Surgical procedures for the treatment of stress incontinence

If stress incontinence is affecting your every day life and is causing pain and discomfort, then there are a few surgical procedures that are available. A surgical tape can be inserted into the urethra to help support the weakened muscles. A treatment known as colposuspension, that lifts the neck of the bladder, is also highly effective in stopping stress incontinence.

Mr Jonathan Broome of the The Pelvic Clinic is highly specialised in the surgical treatments for stress incontinence. To learn more about this type of surgical procedure, please do contact the clinic for a consultation.

young mother prolapse

Understanding prolapse after pregnancy

Many women experience uterine prolapse when the structures that support the pelvic organs are weakened. Usually, both a muscular band and ligaments support the organs, but prolapses occur when one of these support mechanisms can no longer perform properly. A common reason for this to happen is that the muscles are damaged during the act of childbirth and also as a result of the pressure that pregnancy puts on a woman’s body. Despite popular belief, it is an inaccurate assumption that uterine prolapse exclusively affects older women.

The transition to becoming a new parent is complex for every woman, but experiencing the symptoms of uterine prolapse can make it incredibly challenging.

First-time mothers can struggle to put a name to the sensations that they may feel. There is often a lack of knowledge and understanding surrounding some of the implications of childbirth amongst new mums. Uterus problems may be the furthest things from their mind as they get to grips with parenting during those first months but addressing pelvic pain should be a priority for all mothers. Knowing that uterine prolapse can occur and crucially that it can be treated is not well known enough amongst the parenting community. A timely consultation with a Consultant Gynaecologist such as Mr Johnathan Broome could provide great relief for mothers who suspect that they have a uterine prolapse.

The first course of action is to complete a three month programme of intensive pelvic floor physiotherapy. This is really important as it helps to strengthen the muscles and subsequently, push the organs correctly back into position. Many ladies do find that this is sufficient to repair their pelvic floor. For the minority though, these exercises do not fully repair their pelvic floor and so surgery is then an option.

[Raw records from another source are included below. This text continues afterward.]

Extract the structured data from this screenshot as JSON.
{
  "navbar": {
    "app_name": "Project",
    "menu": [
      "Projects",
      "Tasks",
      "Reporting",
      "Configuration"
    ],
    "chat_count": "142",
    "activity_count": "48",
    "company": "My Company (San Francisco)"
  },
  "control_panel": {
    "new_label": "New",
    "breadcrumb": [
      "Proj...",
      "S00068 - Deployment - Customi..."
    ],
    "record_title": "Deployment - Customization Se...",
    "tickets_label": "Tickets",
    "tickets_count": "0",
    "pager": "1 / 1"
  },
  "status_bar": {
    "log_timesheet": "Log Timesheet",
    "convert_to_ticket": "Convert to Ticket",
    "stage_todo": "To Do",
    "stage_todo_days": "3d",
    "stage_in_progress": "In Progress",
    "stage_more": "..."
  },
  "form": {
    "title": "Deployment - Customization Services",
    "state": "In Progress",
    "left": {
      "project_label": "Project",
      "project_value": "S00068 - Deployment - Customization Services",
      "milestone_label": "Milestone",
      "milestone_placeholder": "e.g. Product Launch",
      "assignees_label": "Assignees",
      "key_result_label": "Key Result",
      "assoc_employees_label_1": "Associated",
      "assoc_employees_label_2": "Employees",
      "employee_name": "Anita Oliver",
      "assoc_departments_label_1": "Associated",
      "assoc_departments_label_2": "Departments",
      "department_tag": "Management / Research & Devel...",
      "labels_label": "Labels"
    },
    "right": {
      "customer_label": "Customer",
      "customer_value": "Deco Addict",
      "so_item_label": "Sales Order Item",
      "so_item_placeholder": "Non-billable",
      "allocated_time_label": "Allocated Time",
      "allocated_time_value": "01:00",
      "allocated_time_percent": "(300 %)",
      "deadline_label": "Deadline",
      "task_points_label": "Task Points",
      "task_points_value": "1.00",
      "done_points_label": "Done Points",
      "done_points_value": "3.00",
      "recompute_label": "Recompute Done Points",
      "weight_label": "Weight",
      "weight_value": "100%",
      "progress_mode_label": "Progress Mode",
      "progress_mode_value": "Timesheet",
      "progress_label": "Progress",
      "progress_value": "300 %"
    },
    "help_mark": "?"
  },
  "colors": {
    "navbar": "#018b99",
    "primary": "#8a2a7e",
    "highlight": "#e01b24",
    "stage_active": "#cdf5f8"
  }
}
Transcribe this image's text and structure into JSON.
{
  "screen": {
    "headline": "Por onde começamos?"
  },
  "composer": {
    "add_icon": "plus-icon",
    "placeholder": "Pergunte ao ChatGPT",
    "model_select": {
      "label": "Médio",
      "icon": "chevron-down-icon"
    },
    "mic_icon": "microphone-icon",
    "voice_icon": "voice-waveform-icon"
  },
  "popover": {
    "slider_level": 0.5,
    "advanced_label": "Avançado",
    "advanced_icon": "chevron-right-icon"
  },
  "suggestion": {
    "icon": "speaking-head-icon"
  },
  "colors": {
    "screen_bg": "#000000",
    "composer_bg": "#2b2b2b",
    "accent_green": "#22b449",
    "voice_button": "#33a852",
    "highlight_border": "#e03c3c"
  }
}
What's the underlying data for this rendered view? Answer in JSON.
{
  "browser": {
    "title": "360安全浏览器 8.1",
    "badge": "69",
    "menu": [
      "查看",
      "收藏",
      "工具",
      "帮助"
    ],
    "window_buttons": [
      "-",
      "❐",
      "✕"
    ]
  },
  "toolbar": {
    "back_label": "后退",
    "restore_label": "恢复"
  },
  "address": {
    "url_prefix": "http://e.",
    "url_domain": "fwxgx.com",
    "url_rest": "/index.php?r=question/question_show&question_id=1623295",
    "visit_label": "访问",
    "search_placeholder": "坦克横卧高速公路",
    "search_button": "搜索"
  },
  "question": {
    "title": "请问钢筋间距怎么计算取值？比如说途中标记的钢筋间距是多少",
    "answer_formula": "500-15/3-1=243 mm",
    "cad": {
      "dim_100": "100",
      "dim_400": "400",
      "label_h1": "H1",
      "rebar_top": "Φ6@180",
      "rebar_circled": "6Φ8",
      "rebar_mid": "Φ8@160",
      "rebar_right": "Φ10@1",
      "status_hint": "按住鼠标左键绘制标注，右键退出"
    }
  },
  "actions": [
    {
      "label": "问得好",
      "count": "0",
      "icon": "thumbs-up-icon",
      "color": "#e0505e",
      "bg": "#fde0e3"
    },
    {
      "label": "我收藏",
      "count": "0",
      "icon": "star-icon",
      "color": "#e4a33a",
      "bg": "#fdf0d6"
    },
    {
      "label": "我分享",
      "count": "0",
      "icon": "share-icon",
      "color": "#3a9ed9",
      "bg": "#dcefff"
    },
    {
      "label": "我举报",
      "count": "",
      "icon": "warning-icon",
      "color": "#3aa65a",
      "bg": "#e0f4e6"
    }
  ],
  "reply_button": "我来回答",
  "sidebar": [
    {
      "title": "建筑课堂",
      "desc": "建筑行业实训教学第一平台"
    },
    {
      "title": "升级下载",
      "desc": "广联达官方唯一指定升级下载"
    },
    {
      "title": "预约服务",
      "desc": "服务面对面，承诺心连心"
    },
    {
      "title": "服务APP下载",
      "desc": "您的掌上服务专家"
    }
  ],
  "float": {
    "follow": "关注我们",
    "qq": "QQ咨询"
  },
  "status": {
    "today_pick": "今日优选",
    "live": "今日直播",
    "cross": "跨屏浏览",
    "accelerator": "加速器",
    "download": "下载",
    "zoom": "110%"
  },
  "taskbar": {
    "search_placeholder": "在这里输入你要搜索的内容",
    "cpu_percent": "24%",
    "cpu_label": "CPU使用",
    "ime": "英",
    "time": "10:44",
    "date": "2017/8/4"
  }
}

A sacrohysteropexy, which is a surgical intervention to reposition the uterus and therefore correct the prolapse, can remove the need for a hysterectomy. This is something that is of great comfort to women who do not feel that their family is complete and indeed those who aren’t ready to embrace the consequences of a hysterectomy. This procedure is growing in popularity because it also involves only keyhole surgery, which ultimately carries a reduced risk in comparison to other more invasive procedures.

Jonathan Broome of The Pelvic Clinic is one of only a handful of surgical specialists in the UK who possess the expertise to perform sacrohysteropexy surgery. He has a growing number of ladies who have had this procedure and then continued to have another child without problems

We encourage all new mums to visit a specialist should they be experiencing symptoms of a uterine prolapse. Here at The Pelvic Clinic, we will address your concerns with great sensitivity while we identify the appropriate solutions that will enable you to embrace your role as a new parent without the worry and implications of an untreated prolapse.